National Scientific Council on the Developing Child. 2012. The Science of Neglect: The Persistent Absence of Responsive Care Disrupts the Developing Brain: Working Paper 12, www.developingchild.harvard.edu.
Parks, Louise. 2014. Sensorimotor development: Hands-on activities for infants and toddlers. Texas Child Care Quarterly, 37 (4), www.childcarequarterly.com/spring14_story5.html.
Peterson, Sandra and Donna Wittmer. 2008. Relationship-based infant care, on demand, and predictable. Young Children, 63 (3), 40-42.
Texas Workforce Commission. 2015. Texas Rising Star Child Care Provider Certification Guidelines, https://texasrisingstar.org/providers/provider-resources/.
University of Missouri Infant/Toddler Responsive Caregiving Checklist. 2009, www.OPENInitiative.org.
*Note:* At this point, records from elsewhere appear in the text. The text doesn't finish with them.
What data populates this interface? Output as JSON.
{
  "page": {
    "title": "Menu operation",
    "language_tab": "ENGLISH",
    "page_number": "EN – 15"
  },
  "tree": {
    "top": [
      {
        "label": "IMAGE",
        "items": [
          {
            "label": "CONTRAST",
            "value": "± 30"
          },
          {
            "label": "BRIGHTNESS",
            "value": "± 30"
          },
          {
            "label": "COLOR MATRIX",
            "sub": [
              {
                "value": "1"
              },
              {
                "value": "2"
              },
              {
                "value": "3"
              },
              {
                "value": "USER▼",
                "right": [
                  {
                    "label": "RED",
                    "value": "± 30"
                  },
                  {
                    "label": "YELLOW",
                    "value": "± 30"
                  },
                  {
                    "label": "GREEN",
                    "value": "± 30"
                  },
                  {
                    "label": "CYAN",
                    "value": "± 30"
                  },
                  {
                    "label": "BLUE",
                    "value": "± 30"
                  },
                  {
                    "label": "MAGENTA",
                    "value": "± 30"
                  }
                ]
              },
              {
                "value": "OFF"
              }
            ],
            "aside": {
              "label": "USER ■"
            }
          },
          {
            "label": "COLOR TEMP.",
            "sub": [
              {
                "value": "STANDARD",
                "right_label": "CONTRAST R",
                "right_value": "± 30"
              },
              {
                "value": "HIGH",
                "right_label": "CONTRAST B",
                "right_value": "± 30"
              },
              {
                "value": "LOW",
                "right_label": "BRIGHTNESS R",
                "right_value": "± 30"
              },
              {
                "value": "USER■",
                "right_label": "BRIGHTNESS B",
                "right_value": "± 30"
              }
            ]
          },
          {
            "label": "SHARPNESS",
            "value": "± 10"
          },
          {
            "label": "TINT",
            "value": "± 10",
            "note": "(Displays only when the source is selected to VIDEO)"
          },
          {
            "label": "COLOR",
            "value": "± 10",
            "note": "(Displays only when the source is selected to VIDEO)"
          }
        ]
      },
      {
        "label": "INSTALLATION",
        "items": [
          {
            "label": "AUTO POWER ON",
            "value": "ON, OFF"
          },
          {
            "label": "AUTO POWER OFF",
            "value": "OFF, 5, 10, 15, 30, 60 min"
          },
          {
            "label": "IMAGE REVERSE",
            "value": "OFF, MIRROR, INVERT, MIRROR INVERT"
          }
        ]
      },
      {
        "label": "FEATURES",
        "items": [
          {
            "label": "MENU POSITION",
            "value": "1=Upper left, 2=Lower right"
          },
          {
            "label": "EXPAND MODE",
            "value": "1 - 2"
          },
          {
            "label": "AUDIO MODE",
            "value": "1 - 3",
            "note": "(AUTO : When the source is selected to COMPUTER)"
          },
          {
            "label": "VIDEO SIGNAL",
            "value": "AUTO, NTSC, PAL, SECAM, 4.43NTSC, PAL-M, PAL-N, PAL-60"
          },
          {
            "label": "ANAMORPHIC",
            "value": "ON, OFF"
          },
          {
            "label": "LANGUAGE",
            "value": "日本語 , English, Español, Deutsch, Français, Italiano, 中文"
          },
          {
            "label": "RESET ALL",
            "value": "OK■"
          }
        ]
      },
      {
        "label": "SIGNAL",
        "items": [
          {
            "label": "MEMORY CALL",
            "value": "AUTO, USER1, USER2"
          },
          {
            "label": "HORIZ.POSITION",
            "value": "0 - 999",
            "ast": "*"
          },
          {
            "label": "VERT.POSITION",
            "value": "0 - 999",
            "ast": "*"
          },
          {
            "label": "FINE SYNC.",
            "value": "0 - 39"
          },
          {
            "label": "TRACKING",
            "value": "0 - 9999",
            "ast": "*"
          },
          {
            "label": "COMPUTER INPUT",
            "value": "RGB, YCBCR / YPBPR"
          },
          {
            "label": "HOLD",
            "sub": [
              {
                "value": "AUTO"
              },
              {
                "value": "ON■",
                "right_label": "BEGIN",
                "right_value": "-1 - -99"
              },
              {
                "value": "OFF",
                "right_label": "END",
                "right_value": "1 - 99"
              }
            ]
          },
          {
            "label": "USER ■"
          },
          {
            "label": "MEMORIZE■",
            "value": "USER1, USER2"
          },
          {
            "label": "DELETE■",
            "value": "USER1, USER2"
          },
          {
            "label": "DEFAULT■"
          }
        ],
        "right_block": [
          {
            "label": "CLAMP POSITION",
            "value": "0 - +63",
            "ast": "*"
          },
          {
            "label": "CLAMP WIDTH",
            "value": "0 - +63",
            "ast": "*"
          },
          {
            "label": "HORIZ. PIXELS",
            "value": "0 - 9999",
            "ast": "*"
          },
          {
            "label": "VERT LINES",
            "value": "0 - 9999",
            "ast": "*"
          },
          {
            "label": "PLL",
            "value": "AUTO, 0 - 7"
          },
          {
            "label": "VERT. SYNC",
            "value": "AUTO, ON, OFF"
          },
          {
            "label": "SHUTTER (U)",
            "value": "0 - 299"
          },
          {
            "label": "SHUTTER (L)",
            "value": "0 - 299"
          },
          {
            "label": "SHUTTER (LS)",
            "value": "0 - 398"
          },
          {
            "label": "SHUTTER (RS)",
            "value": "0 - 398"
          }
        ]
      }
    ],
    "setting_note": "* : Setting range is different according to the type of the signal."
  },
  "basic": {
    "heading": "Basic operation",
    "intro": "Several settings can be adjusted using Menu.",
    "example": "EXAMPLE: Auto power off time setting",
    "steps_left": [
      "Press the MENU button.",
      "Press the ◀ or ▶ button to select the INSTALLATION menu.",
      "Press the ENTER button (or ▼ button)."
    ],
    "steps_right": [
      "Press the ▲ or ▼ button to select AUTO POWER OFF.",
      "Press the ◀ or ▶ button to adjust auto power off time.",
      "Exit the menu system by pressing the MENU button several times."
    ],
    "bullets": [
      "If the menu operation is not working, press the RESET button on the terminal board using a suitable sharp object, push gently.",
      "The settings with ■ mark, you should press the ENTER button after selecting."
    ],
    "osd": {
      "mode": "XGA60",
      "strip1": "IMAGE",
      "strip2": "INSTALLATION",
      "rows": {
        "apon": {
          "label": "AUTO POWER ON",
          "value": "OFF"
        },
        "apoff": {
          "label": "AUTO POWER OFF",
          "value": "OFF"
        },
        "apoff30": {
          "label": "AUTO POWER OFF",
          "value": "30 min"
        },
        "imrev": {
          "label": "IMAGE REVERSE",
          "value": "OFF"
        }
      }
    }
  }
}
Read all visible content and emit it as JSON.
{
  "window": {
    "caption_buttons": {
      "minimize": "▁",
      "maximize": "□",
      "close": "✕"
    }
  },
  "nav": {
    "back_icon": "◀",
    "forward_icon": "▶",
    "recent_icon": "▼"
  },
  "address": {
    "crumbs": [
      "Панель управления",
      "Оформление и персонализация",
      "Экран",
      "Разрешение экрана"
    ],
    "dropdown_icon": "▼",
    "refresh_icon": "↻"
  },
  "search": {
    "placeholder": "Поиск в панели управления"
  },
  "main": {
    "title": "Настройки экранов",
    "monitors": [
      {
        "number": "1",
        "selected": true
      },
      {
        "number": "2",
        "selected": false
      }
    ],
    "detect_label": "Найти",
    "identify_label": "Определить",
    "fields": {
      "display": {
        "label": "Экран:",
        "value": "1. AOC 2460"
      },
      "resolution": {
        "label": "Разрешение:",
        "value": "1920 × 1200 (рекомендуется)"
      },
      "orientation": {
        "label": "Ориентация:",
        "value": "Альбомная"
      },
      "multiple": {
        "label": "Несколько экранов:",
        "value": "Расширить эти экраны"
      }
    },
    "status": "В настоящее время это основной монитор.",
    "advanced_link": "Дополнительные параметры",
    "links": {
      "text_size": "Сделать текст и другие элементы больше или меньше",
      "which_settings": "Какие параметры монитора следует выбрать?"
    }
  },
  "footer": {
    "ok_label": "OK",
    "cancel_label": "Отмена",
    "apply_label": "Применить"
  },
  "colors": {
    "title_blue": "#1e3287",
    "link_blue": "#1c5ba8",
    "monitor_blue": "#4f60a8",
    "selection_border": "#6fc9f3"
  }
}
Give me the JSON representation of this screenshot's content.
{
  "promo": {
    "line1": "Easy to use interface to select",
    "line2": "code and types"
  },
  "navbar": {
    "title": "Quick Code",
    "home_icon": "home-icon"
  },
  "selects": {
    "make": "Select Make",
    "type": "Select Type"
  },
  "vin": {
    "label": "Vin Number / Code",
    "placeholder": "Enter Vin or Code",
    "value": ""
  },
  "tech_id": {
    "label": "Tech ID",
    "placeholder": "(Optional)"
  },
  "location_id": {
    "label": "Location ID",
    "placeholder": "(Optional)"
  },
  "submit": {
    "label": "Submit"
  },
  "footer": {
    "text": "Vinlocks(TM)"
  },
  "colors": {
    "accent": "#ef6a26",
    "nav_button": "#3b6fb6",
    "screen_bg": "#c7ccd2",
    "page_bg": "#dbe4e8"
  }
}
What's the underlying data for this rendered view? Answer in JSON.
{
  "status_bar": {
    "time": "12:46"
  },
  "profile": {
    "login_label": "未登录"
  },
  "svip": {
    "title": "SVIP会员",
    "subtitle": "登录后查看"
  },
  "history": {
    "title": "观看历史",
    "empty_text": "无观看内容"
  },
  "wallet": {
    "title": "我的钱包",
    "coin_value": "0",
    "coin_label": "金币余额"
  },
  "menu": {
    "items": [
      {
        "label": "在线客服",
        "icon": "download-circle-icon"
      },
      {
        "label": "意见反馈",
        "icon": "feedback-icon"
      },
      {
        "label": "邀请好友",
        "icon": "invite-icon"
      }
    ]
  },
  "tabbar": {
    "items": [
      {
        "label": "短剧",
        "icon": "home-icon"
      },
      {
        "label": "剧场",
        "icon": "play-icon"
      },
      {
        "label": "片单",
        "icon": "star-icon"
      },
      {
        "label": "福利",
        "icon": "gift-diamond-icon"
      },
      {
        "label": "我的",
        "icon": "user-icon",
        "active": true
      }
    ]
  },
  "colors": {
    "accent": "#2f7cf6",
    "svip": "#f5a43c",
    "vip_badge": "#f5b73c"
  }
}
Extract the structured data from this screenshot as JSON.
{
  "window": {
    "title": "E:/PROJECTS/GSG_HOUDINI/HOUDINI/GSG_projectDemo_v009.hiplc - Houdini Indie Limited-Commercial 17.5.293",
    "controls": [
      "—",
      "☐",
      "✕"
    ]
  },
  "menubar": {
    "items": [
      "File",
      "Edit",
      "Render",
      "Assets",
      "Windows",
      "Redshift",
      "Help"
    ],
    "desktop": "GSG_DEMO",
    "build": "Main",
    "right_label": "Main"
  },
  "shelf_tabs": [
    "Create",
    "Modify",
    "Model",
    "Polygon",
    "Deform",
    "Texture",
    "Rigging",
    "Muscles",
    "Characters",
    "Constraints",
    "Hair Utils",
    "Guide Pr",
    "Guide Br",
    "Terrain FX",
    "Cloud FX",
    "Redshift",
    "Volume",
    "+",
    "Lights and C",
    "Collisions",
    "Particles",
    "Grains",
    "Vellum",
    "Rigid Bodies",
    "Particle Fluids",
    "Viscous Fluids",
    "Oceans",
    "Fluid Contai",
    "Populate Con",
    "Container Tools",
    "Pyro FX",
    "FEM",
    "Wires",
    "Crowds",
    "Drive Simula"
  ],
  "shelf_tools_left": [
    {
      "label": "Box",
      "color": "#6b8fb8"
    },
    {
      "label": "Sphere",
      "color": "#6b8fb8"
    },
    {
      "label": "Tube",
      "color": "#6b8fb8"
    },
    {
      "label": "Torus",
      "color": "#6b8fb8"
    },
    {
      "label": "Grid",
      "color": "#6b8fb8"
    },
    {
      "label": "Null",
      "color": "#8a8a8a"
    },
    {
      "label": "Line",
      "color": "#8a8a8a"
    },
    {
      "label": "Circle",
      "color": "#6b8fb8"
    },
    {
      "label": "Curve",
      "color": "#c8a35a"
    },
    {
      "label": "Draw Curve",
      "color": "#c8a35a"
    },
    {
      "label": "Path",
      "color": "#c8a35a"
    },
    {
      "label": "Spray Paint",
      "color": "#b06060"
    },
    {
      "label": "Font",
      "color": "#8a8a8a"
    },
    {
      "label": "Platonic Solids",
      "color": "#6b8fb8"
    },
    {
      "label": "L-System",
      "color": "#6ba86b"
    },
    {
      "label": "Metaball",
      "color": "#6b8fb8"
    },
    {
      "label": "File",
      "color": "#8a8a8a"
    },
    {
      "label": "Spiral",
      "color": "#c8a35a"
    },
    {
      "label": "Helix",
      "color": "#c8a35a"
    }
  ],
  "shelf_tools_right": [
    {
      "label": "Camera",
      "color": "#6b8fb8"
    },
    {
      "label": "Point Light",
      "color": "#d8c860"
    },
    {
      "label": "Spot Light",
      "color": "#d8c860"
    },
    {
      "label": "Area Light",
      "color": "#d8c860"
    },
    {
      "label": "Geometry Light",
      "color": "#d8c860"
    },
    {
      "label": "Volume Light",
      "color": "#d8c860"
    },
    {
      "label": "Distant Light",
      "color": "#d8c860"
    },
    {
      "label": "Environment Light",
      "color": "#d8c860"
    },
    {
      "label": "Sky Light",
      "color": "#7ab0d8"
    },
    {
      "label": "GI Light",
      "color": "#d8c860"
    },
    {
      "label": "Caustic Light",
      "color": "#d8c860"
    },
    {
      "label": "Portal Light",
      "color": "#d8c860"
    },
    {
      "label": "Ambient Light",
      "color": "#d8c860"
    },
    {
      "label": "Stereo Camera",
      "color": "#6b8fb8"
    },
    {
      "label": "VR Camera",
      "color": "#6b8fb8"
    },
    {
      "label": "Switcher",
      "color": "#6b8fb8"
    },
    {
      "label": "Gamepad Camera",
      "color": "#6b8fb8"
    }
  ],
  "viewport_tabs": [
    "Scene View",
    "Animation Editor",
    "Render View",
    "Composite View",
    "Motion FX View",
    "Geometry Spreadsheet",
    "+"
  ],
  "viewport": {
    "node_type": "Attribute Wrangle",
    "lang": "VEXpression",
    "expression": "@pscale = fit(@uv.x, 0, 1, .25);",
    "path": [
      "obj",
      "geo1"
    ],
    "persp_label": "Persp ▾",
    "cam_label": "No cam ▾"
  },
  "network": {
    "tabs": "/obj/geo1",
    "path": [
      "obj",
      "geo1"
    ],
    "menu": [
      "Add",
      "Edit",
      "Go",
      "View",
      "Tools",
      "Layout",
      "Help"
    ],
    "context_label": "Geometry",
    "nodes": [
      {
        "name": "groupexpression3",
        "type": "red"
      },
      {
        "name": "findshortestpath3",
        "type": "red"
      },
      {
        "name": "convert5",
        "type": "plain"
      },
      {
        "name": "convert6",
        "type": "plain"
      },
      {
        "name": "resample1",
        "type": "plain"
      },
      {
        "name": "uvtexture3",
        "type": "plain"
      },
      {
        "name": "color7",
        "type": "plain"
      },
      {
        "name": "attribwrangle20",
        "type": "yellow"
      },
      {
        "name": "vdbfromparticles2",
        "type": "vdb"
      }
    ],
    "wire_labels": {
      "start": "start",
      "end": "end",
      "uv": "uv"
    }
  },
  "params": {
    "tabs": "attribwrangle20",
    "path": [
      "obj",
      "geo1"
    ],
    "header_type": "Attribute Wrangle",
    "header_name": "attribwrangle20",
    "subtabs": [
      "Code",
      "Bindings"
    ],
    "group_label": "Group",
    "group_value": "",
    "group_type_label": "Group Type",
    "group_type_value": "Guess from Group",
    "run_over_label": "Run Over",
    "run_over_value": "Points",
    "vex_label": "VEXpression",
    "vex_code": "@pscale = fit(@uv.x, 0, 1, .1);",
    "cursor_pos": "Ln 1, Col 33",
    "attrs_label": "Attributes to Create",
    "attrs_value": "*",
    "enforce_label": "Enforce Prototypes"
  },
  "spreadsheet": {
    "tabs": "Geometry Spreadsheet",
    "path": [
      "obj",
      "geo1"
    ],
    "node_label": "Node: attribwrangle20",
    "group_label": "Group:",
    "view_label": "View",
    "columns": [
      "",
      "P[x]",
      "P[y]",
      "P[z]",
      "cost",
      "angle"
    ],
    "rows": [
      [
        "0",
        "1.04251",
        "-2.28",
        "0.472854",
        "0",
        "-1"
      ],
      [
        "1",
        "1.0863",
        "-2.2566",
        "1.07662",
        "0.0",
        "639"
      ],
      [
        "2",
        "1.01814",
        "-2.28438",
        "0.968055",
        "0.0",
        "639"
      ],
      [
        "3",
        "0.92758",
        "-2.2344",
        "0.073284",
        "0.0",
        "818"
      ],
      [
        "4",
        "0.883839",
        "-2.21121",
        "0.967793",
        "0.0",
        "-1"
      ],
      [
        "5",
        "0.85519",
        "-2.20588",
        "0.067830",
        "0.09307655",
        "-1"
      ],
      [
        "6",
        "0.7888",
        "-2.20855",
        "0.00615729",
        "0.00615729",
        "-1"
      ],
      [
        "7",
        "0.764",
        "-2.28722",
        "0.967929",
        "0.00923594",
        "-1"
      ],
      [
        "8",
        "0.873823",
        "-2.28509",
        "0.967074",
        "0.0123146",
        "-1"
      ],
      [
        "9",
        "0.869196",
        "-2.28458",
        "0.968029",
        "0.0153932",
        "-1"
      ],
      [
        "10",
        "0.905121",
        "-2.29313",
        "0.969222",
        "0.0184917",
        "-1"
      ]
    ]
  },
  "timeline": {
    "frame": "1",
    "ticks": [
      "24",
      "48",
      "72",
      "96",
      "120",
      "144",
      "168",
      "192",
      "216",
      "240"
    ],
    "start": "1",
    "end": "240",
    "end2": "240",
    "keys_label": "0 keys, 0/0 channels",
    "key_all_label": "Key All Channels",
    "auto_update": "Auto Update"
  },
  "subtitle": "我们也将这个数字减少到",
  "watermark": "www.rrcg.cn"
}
Vazir, Shahnaz, Patrice Engle, Nagalla Balakrishna, Paula l. Griffiths, Susan L. Johnson, Hilary Creed-Kanashiro, Sylvia Fernandez Rao, Monal R. Shroff, and Margaret E. Bentley. 2013. Cluster-randomized trial on complementary and responsive feeding education to caregivers found improved dietary intake, growth and development among rural Indian toddlers. Maternal and Child Nutrition, 9, 99-117.